Raveena Tandon's film career has been nothing short of a fairy tale. While she has been in the industry for over 26 years, it feels like yesterday when she made her debut with the 1991 G.P. Sippy film 'Patthar Ke Phool' starring opposite Salman Khan. The film is best known for the song Kabhi Tu Chhaliya Lagta Hai which pays homage to classic Bollywood films. That year, Raveena went on to win the Filmfare Award for Lux New Face of the Year. After that, she had to wait for a couple of years before Mohra (1994) and Dilwale (1994) took the box-office by storm. The songs Tu Cheez Badi Hai Mast Mast and Tip Tip Barsa Pani from Mohra are popular even today. Raveena earned a nomination for the Filmfare Award for Best Supporting Actress for Laadla which was also released in 1994. The same year, she also starred in Andaz Apna Apna, alongside Aamir Khan and Salman Khan, which went on to become a cult classic.
In 1996, Raveena delivered a major hit, Khiladiyon Ka Khiladi, starring opposite Akshay Kumar. The song Itna Mujhe Pata Hai, along with a couple of other songs from the film, went on to become a chartbuster. She delivered another hit, Ziddi, starring opposite Sunny Deol in 1997. The movie's highlight was the song Hum Tumse Na Kuch Keh Paye. Her 1998 blockbuster, Bade Miyan Chote Miyan, was the second biggest hit of the year. The film also had Amitabh Bachchan and Govinda, and the song Kisi Disco Mein Jaaye remains a popular party number till date. The same year she starred opposite Govinda in another hit film, titled Dulhe Raja, best known for its peppy number, Ankhiyon Se Goli Mare.
Around the late-1990s and early 2000s, Raveena shifted her attention to more serious roles, proving her worth as an actress who could handle weighty subjects.
Around the late-1990s and early 2000s, Raveena shifted her attention to more serious roles, proving her worth as an actress who could handle weighty subjects. The transition was marked by the film National Award winning film Shool (1999) in which she starred opposite Manoj Bajpayee. Her performances in Bulandi (2000) and Aks(2001) won her great critical acclaim. The songs Yeh Raat and Aaja Gufaaon Mein Aa from Aks helped her reinvent her 'dancing diva' image. For Aks, Raveena also won the Filmfare Special Performance Award. But, it was her poignant performance as a woman subjected to domestic violence by an abusive husband in Kalpana Lajmi's Daman: A Victim of Marital Violence (2001) that won her the esteemed National Film Award for Best Actress. She went on to star in a number of critically acclaimed films such as Satta (2003) and Dobara (2004).
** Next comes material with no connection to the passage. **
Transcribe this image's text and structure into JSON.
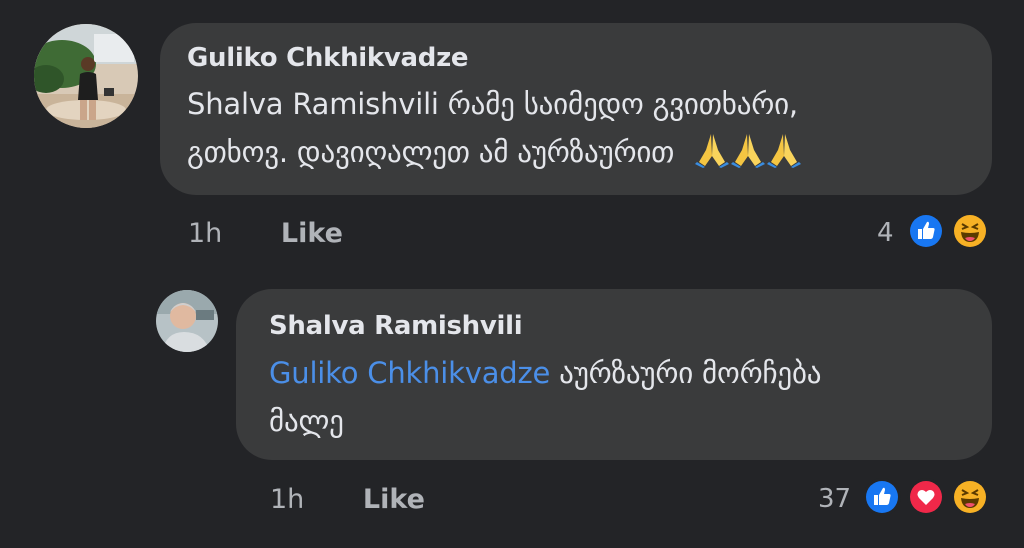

After her marriage to film distributor Anil Thandani in 2004, Raveena took a 10 year hiatus which ended with a cameo appearance in Anurag Kashyap's Bombay Velvet (2015). Although the film was a box-office failure, Raveena received unqualified praise for her portrayal of a jazz singer. The song Mohabbat Buri Bimari became an instant hit. This was followed by Ashtar Sayed's Maatr wherein she played a rape victim. Her performance in the movie was widely praised by critics.
Raveena took a 10 year hiatus which ended with a cameo appearance in Anurag Kashyap's 'Bombay Velvet' (2015). She received unqualified praise for her portrayal of a jazz singer.
Raveena's forthcoming film is Shab, directed by the maverick filmmaker Onir, which is slated to release on 30 June. It is modern tale of romance revolving around four individuals thrown together by destiny, who must choose between love and ambition. In Shab, Raveena plays a fashion diva, married to a powerful industrialist. Dissatisfied with her marriage, she has an extramarital affair with a young model. The film's steamy number Musafir, featuring Raveena and Ashish Bisht, is already creating a buzz all around, having garnered over 1.6 million views on YouTube. The chemistry between the two actors is absolutely electrifying with Raveena looking sensuous as ever. She certainly has come a long way from Patthar Ke Phool's Kabhi Tu Chaliya Lagta Hai but her silver screen magic remains intact.
A version of this article was first published in A Potpourri of Vestiges.